In 2022, the National Labor Relations Board (NLRB) revealed proposed regulation on the joint-employer standard that would expand the current standard of what constitutes a joint employer, which NGA contends would place independent grocers at higher risk of legal uncertainty and litigation.
“This new definition of a ‘joint employer’ is a textbook definition of government-supported labor overreach, putting small businesses like independent grocers in potential scenarios where they are held liable for contractors that do business in their stores, like DSD shelf-stockers or cleaning service workers,” noted Chris Jones, SVP of government relations and counsel at Washington, D.C.-based NGA. “We also fear this rule could complicate the legal relationship that retailers enjoy with wholesalers, cooperatives and marketing alliances. NGA supports the Save Local Business Act, which would institute a stable joint-employer standard going forward.”
The Save Local Business Act would amend the National Labor Relations Act and the Fair Labor Standards Act to clarify that two or more employers must have “actual, direct and immediate” control over employees to be considered joint employers. According to NGA, the proposed joint-employer scheme’s expanded employment liability framework could destabilize common business relationships for grocers, including vendors and wholesaler partnerships.
NGA filed comments on the NLRB’s proposed expansion of the joint-employer standard last December and expects a final determination in August.
The Specialty Food Association (SFA) has unveiled the winners of its 51st Annual sofi Awards. Standing for “specialty outstanding food innovation,” the awards recognize creativity and culinary excellence. They are available only to product-qualified SFA members.
The submissions were judged at the Food Innovation Center at Rutgers University (FIC), SFA’s partner in the award program.

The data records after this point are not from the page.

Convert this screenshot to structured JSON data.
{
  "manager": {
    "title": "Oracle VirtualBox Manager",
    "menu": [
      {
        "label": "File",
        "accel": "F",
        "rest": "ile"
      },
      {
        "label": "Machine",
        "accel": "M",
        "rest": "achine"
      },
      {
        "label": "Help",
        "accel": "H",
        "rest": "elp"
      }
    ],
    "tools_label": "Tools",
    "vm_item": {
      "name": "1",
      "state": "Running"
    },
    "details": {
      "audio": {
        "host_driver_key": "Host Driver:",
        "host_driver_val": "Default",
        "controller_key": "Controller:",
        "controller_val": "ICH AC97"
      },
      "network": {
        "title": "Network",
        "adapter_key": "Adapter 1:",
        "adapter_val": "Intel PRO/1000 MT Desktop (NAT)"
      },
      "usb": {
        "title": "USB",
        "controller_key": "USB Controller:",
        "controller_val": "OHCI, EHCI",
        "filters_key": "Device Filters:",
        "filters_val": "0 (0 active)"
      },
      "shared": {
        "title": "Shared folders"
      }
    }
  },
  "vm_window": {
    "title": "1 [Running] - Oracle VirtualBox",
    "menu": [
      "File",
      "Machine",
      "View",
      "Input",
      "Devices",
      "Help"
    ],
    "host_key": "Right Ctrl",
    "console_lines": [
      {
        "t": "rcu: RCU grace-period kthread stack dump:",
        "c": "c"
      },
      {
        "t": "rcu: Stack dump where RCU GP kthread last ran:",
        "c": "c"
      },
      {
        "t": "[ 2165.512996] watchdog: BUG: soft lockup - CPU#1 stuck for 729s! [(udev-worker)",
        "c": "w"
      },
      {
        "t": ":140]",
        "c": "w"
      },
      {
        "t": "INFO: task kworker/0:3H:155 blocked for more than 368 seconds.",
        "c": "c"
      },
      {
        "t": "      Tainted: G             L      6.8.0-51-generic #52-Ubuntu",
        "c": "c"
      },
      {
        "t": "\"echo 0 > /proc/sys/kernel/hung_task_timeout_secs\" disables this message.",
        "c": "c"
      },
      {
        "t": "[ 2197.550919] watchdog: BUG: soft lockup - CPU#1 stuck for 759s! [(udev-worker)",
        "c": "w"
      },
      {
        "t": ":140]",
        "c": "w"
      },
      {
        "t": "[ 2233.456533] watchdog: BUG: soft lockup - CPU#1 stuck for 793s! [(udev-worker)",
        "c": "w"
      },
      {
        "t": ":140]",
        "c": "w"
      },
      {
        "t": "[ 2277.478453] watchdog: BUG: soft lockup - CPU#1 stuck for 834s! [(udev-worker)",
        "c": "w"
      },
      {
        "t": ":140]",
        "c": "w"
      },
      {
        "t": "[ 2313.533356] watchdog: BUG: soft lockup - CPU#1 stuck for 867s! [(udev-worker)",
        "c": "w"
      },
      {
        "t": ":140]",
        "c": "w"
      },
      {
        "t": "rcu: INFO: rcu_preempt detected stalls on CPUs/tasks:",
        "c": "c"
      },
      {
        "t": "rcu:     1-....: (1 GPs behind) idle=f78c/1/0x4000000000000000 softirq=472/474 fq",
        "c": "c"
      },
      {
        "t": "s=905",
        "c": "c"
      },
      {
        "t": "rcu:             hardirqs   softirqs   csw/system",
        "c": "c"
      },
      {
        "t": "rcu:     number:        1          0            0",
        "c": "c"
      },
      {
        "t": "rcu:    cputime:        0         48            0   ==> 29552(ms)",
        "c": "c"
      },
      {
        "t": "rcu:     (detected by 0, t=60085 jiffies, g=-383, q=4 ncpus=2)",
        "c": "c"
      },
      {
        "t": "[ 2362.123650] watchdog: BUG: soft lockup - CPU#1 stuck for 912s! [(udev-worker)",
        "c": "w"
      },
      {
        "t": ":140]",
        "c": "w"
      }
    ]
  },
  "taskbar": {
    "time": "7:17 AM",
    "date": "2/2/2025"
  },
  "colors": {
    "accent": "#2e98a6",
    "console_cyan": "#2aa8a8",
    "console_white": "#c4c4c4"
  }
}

FIC experts evaluated products in anonymous tastings in 53 categories using such criteria as flavor, appearance, texture, aroma, ingredient quality and innovation. Ninety-seven specialty food products received Gold and New Product trophies.
“The breadth of creativity and quality showcased by this year’s winners represents what the sofi Awards have been recognizing for over 50 years – the best of the best in specialty food,” noted Denise Purcell, VP, resource development at New York-based SFA. “The innovation and care SFA’s members put into their products are the foundation of our industry and are what makes specialty foods special.”
Round two of judging for the sofi Product of the Year Award and New Product of the Year Awards will take place at the 2023 Summer Fancy Food Show, with retail and foodservice buyers weighing in. The winners will be revealed Tuesday, June 27 at the show, the largest B2B-only specialty food and beverage show in the United States.